--- TASK MATERIAL Enclosed Below ---
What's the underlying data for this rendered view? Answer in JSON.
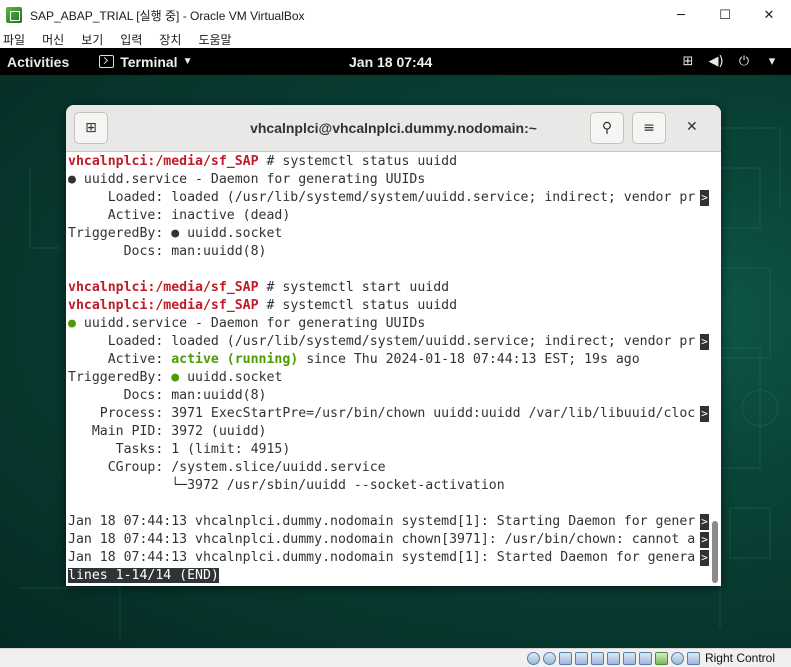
{
  "host": {
    "title": "SAP_ABAP_TRIAL [실행 중] - Oracle VM VirtualBox",
    "menu": [
      "파일",
      "머신",
      "보기",
      "입력",
      "장치",
      "도움말"
    ],
    "controls": {
      "minimize": "─",
      "maximize": "☐",
      "close": "✕"
    },
    "status_icons": [
      "hard-disk-icon",
      "optical-drive-icon",
      "audio-icon",
      "network-icon",
      "usb-icon",
      "shared-folders-icon",
      "display-icon",
      "video-capture-icon",
      "cpu-icon",
      "mouse-integration-icon",
      "keyboard-icon"
    ],
    "host_key": "Right Control"
  },
  "gnome": {
    "activities": "Activities",
    "app_name": "Terminal",
    "clock": "Jan 18  07:44",
    "tray": {
      "network": "⊞",
      "volume": "◀)",
      "power": "⏻",
      "menu": "▾"
    }
  },
  "terminal": {
    "title": "vhcalnplci@vhcalnplci.dummy.nodomain:~",
    "new_tab_icon": "⊞",
    "search_icon": "⚲",
    "menu_icon": "≡",
    "close_icon": "✕",
    "lines": [
      {
        "prompt": "vhcalnplci:/media/sf_SAP",
        "text": " # systemctl status uuidd"
      },
      {
        "text": "● uuidd.service - Daemon for generating UUIDs"
      },
      {
        "text": "     Loaded: loaded (/usr/lib/systemd/system/uuidd.service; indirect; vendor pr",
        "trunc": ">"
      },
      {
        "text": "     Active: inactive (dead)"
      },
      {
        "text": "TriggeredBy: ● uuidd.socket"
      },
      {
        "text": "       Docs: man:uuidd(8)"
      },
      {
        "text": ""
      },
      {
        "prompt": "vhcalnplci:/media/sf_SAP",
        "text": " # systemctl start uuidd"
      },
      {
        "prompt": "vhcalnplci:/media/sf_SAP",
        "text": " # systemctl status uuidd"
      },
      {
        "green_prefix": "●",
        "text": " uuidd.service - Daemon for generating UUIDs"
      },
      {
        "text": "     Loaded: loaded (/usr/lib/systemd/system/uuidd.service; indirect; vendor pr",
        "trunc": ">"
      },
      {
        "pre": "     Active: ",
        "green_bold": "active (running)",
        "text": " since Thu 2024-01-18 07:44:13 EST; 19s ago"
      },
      {
        "pre": "TriggeredBy: ",
        "green_prefix": "●",
        "text": " uuidd.socket"
      },
      {
        "text": "       Docs: man:uuidd(8)"
      },
      {
        "text": "    Process: 3971 ExecStartPre=/usr/bin/chown uuidd:uuidd /var/lib/libuuid/cloc",
        "trunc": ">"
      },
      {
        "text": "   Main PID: 3972 (uuidd)"
      },
      {
        "text": "      Tasks: 1 (limit: 4915)"
      },
      {
        "text": "     CGroup: /system.slice/uuidd.service"
      },
      {
        "text": "             └─3972 /usr/sbin/uuidd --socket-activation"
      },
      {
        "text": ""
      },
      {
        "text": "Jan 18 07:44:13 vhcalnplci.dummy.nodomain systemd[1]: Starting Daemon for gener",
        "trunc": ">"
      },
      {
        "text": "Jan 18 07:44:13 vhcalnplci.dummy.nodomain chown[3971]: /usr/bin/chown: cannot a",
        "trunc": ">"
      },
      {
        "text": "Jan 18 07:44:13 vhcalnplci.dummy.nodomain systemd[1]: Started Daemon for genera",
        "trunc": ">"
      },
      {
        "status": "lines 1-14/14 (END)"
      }
    ]
  },
  "colors": {
    "prompt": "#c01c28",
    "active_green": "#4e9a06",
    "desktop": "#0a4438",
    "topbar": "#000000"
  }
}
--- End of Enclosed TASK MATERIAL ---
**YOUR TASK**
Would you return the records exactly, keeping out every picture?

**RESPONSE**
What's the underlying data for this rendered view? Answer in JSON.
{
  "host": {
    "title": "SAP_ABAP_TRIAL [실행 중] - Oracle VM VirtualBox",
    "menu": [
      "파일",
      "머신",
      "보기",
      "입력",
      "장치",
      "도움말"
    ],
    "controls": {
      "minimize": "─",
      "maximize": "☐",
      "close": "✕"
    },
    "status_icons": [
      "hard-disk-icon",
      "optical-drive-icon",
      "audio-icon",
      "network-icon",
      "usb-icon",
      "shared-folders-icon",
      "display-icon",
      "video-capture-icon",
      "cpu-icon",
      "mouse-integration-icon",
      "keyboard-icon"
    ],
    "host_key": "Right Control"
  },
  "gnome": {
    "activities": "Activities",
    "app_name": "Terminal",
    "clock": "Jan 18  07:44",
    "tray": {
      "network": "⊞",
      "volume": "◀)",
      "power": "⏻",
      "menu": "▾"
    }
  },
  "terminal": {
    "title": "vhcalnplci@vhcalnplci.dummy.nodomain:~",
    "new_tab_icon": "⊞",
    "search_icon": "⚲",
    "menu_icon": "≡",
    "close_icon": "✕",
    "lines": [
      {
        "prompt": "vhcalnplci:/media/sf_SAP",
        "text": " # systemctl status uuidd"
      },
      {
        "text": "● uuidd.service - Daemon for generating UUIDs"
      },
      {
        "text": "     Loaded: loaded (/usr/lib/systemd/system/uuidd.service; indirect; vendor pr",
        "trunc": ">"
      },
      {
        "text": "     Active: inactive (dead)"
      },
      {
        "text": "TriggeredBy: ● uuidd.socket"
      },
      {
        "text": "       Docs: man:uuidd(8)"
      },
      {
        "text": ""
      },
      {
        "prompt": "vhcalnplci:/media/sf_SAP",
        "text": " # systemctl start uuidd"
      },
      {
        "prompt": "vhcalnplci:/media/sf_SAP",
        "text": " # systemctl status uuidd"
      },
      {
        "green_prefix": "●",
        "text": " uuidd.service - Daemon for generating UUIDs"
      },
      {
        "text": "     Loaded: loaded (/usr/lib/systemd/system/uuidd.service; indirect; vendor pr",
        "trunc": ">"
      },
      {
        "pre": "     Active: ",
        "green_bold": "active (running)",
        "text": " since Thu 2024-01-18 07:44:13 EST; 19s ago"
      },
      {
        "pre": "TriggeredBy: ",
        "green_prefix": "●",
        "text": " uuidd.socket"
      },
      {
        "text": "       Docs: man:uuidd(8)"
      },
      {
        "text": "    Process: 3971 ExecStartPre=/usr/bin/chown uuidd:uuidd /var/lib/libuuid/cloc",
        "trunc": ">"
      },
      {
        "text": "   Main PID: 3972 (uuidd)"
      },
      {
        "text": "      Tasks: 1 (limit: 4915)"
      },
      {
        "text": "     CGroup: /system.slice/uuidd.service"
      },
      {
        "text": "             └─3972 /usr/sbin/uuidd --socket-activation"
      },
      {
        "text": ""
      },
      {
        "text": "Jan 18 07:44:13 vhcalnplci.dummy.nodomain systemd[1]: Starting Daemon for gener",
        "trunc": ">"
      },
      {
        "text": "Jan 18 07:44:13 vhcalnplci.dummy.nodomain chown[3971]: /usr/bin/chown: cannot a",
        "trunc": ">"
      },
      {
        "text": "Jan 18 07:44:13 vhcalnplci.dummy.nodomain systemd[1]: Started Daemon for genera",
        "trunc": ">"
      },
      {
        "status": "lines 1-14/14 (END)"
      }
    ]
  },
  "colors": {
    "prompt": "#c01c28",
    "active_green": "#4e9a06",
    "desktop": "#0a4438",
    "topbar": "#000000"
  }
}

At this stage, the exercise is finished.